===== SOURCE DATA
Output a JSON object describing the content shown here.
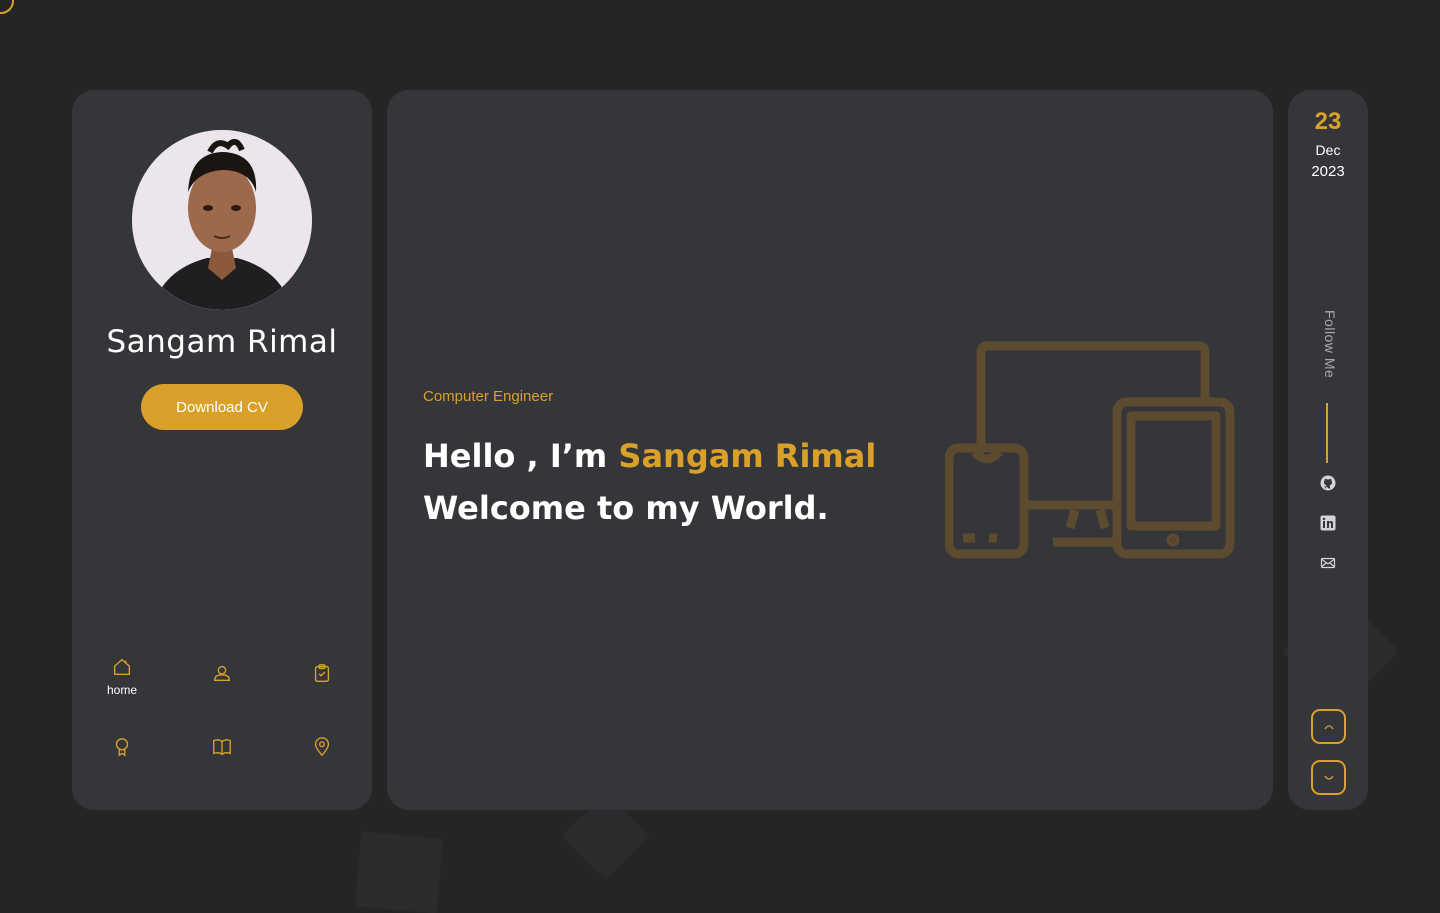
{
  "profile": {
    "name": "Sangam Rimal",
    "cv_button": "Download CV"
  },
  "nav": {
    "items": [
      {
        "icon": "home-icon",
        "label": "home",
        "active": true
      },
      {
        "icon": "user-icon",
        "label": ""
      },
      {
        "icon": "clipboard-check-icon",
        "label": ""
      },
      {
        "icon": "award-icon",
        "label": ""
      },
      {
        "icon": "book-icon",
        "label": ""
      },
      {
        "icon": "location-pin-icon",
        "label": ""
      }
    ]
  },
  "hero": {
    "role": "Computer Engineer",
    "greeting": "Hello , I’m",
    "name": "Sangam Rimal",
    "line2": "Welcome to my World."
  },
  "date": {
    "day": "23",
    "month": "Dec",
    "year": "2023"
  },
  "follow": {
    "label": "Follow Me",
    "links": [
      "github-icon",
      "linkedin-icon",
      "mail-icon"
    ]
  },
  "colors": {
    "accent": "#d9a12a",
    "card": "#35363a",
    "background": "#252526"
  }
}
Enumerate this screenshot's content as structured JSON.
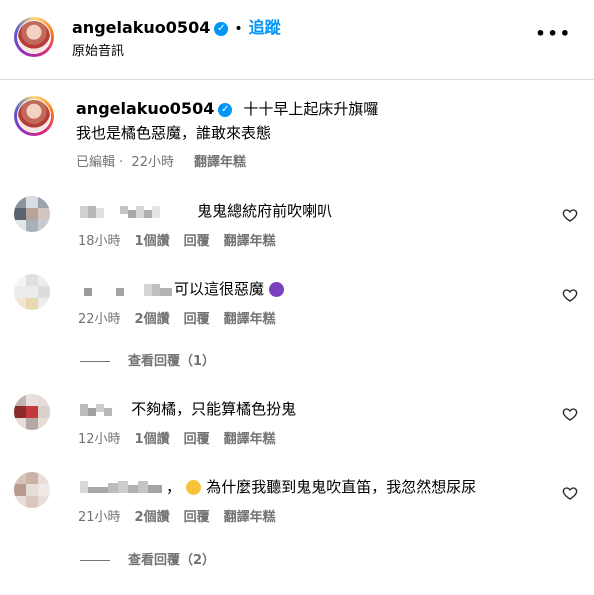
{
  "post": {
    "username": "angelakuo0504",
    "follow_label": "追蹤",
    "subtitle": "原始音訊",
    "more_icon": "more-icon"
  },
  "caption": {
    "username": "angelakuo0504",
    "line1": "十十早上起床升旗囉",
    "line2": "我也是橘色惡魔，誰敢來表態",
    "edited": "已編輯",
    "time": "22小時",
    "translate": "翻譯年糕"
  },
  "comments": [
    {
      "text": "鬼鬼總統府前吹喇叭",
      "time": "18小時",
      "likes": "1個讚",
      "reply": "回覆",
      "translate": "翻譯年糕"
    },
    {
      "text": "可以這很惡魔",
      "emoji": "devil-emoji",
      "time": "22小時",
      "likes": "2個讚",
      "reply": "回覆",
      "translate": "翻譯年糕",
      "view_replies": "查看回覆（1）"
    },
    {
      "text": "不夠橘，只能算橘色扮鬼",
      "time": "12小時",
      "likes": "1個讚",
      "reply": "回覆",
      "translate": "翻譯年糕"
    },
    {
      "prefix": "，",
      "text": "為什麼我聽到鬼鬼吹直笛，我忽然想尿尿",
      "emoji": "grinning-emoji",
      "time": "21小時",
      "likes": "2個讚",
      "reply": "回覆",
      "translate": "翻譯年糕",
      "view_replies": "查看回覆（2）"
    }
  ],
  "colors": {
    "accent": "#0095f6",
    "muted": "#737373",
    "divider": "#dbdbdb"
  }
}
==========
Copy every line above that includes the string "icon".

        "icon": "home-icon",
        "icon": "user-icon",
        "icon": "clipboard-check-icon",
        "icon": "award-icon",
        "icon": "book-icon",
        "icon": "location-pin-icon",
      "github-icon",
      "linkedin-icon",
      "mail-icon"
    "more_icon": "more-icon"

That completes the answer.